A primary way of engaging these communities was for me and my team to insert ourselves as community members. I started off joining as many different communities as possible, like Seniors on the Move at the Roxbury YMCA, an intellectually and physically engaging program for seniors in the Roxbury community.  I have also joined community agencies like the 60+ Veterans Group of Roxbury, who meet weekly at the 12th Baptist Church. By joining the Multicultural Coalition on Aging, I have been able to meet people from agencies servicing diverse populations that I might not have otherwise met, and gain people’s trust. The other members of the Multicultural Coalition respect my work as a colleague, and these gatekeepers allow me access to the older adult populations that I’m seeking to reach.

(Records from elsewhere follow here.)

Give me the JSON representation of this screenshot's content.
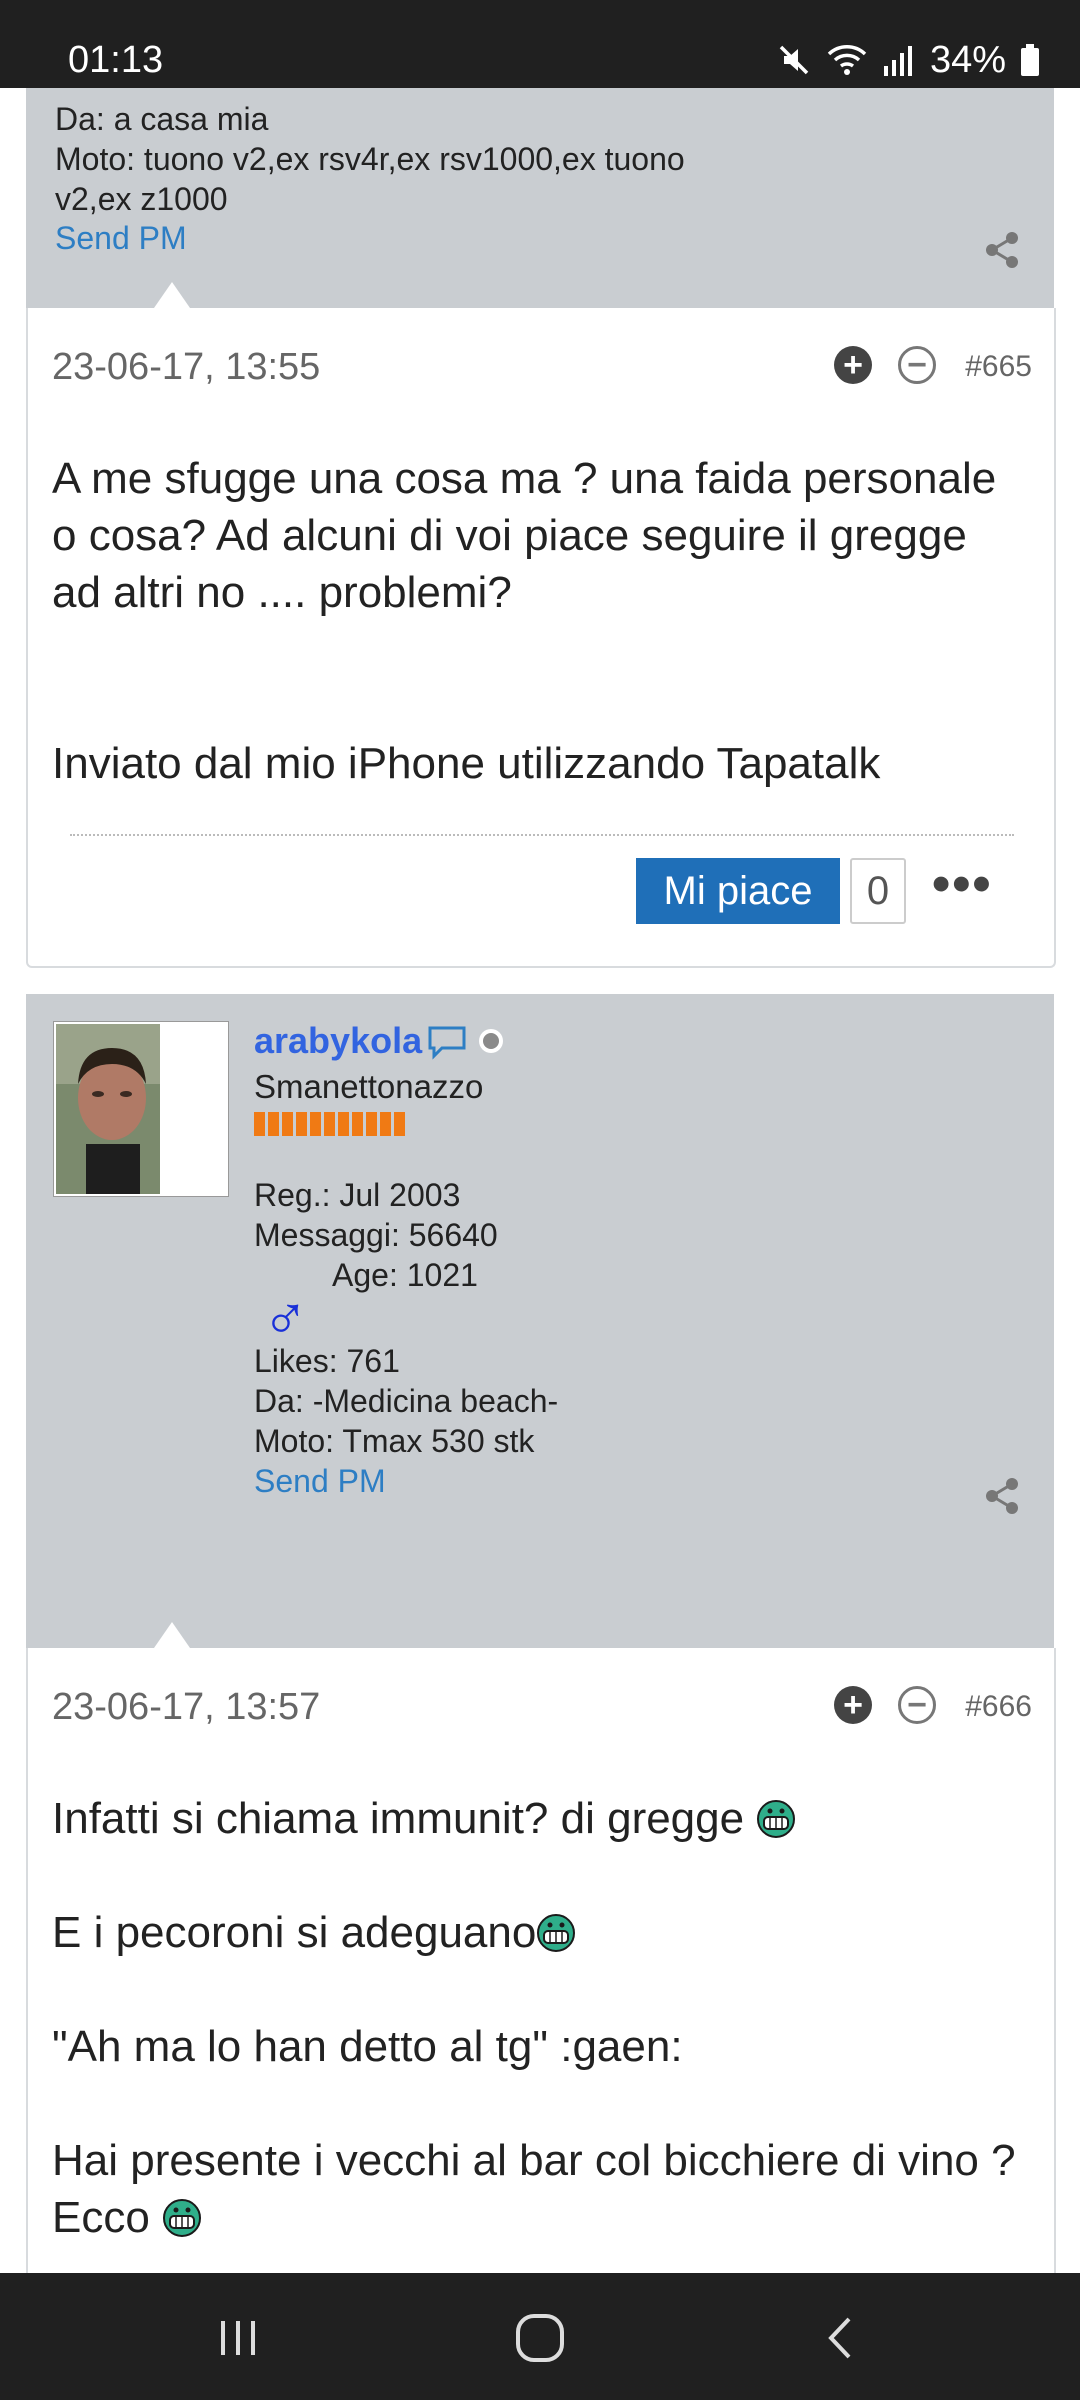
{
  "status_bar": {
    "time": "01:13",
    "battery": "34%",
    "icons": [
      "mute-icon",
      "wifi-icon",
      "signal-icon",
      "battery-icon"
    ]
  },
  "top_profile": {
    "from": "Da: a casa mia",
    "bike_line1": "Moto: tuono v2,ex rsv4r,ex rsv1000,ex tuono",
    "bike_line2": "v2,ex z1000",
    "send_pm": "Send PM"
  },
  "post_665": {
    "date": "23-06-17, 13:55",
    "number": "#665",
    "paragraph1": "A me sfugge una cosa ma ? una faida personale o cosa? Ad alcuni di voi piace seguire il gregge ad altri no .... problemi?",
    "paragraph2": "Inviato dal mio iPhone utilizzando Tapatalk",
    "like_label": "Mi piace",
    "like_count": "0",
    "more": "•••"
  },
  "profile_666": {
    "username": "arabykola",
    "title": "Smanettonazzo",
    "reg": "Reg.: Jul 2003",
    "messages": "Messaggi: 56640",
    "age": "Age: 1021",
    "gender_symbol": "♂",
    "likes": "Likes: 761",
    "from": "Da: -Medicina beach-",
    "bike": "Moto: Tmax 530 stk",
    "send_pm": "Send PM",
    "rank_color": "#f07a14"
  },
  "post_666": {
    "date": "23-06-17, 13:57",
    "number": "#666",
    "line1": "Infatti si chiama immunit? di gregge",
    "line2": "E i pecoroni si adeguano",
    "line3": "\"Ah ma lo han detto al tg\" :gaen:",
    "line4": "Hai presente i vecchi al bar col bicchiere di vino ?",
    "line5": "Ecco"
  },
  "colors": {
    "profile_bg": "#c9cdd1",
    "link": "#2d7ec4",
    "username": "#3264e0",
    "like_button": "#1f6fb8"
  }
}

It does help that I am from a minority background myself, so when entering these different communities, I definitely blend in. But it took my first year attending these community meetings, sharing my voice, and participating in volunteer activities, before I was let in to speak to them about my research and the educational workshops that I provide. You have to be patient, and the level of engagement is sometimes a lot more than you would expect. But it’s an important investment, and we’re reaping the benefits of that now and will continue to do so as we remain an integral part of their communities.

How do people join the MCA?
I help with the membership committee for MCA, and so they can get directly in touch with me ( The MCA meets the first Wednesday of every month in the Hebrew SeniorLife facility in Roslindale from 8:30 to 10am. To join, you don’t have to call me, you can just show up. You can also visit our website to find out more information:

You recently joined the Executive Committee of the Healthy Aging Collaborative (HAC). What has that been like?
I was invited to join the Healthy Aging Collaborative Executive Committee to help expand the Collaborative’s work on diversity and inclusion.  I am thrilled to join the Executive Committee. I’m excited to share my passion and my experience in working with diverse populations, and here I am at the table with different agencies that have powerful voices.

Some of the new work of the Collaborative revolves around building age-friendly communities in Massachusetts. Boston is one of the first cities in MA working towards designation as a World Health Organization (WHO) age-friendly city. The Boston Elderly Commission is looking at how Boston’s community demographics are changing and how health and safety and civic participation can be improved. Mayor Marty Walsh is a strong advocate for this program.

Making Boston an age-friendly city for older adults is making it wonderful for all ages. When we invest in an age friendly city, it means there’s investment in economic growth, we’re enabling happier and healthier citizens, and we’re elevating the quality of life for everyone. The Healthy Aging Collaborative strongly supports these efforts.

We’re all getting older. This is one trend that we will all have in common, and we want to be a part of making sure that when we’re there, we’re happy and healthy.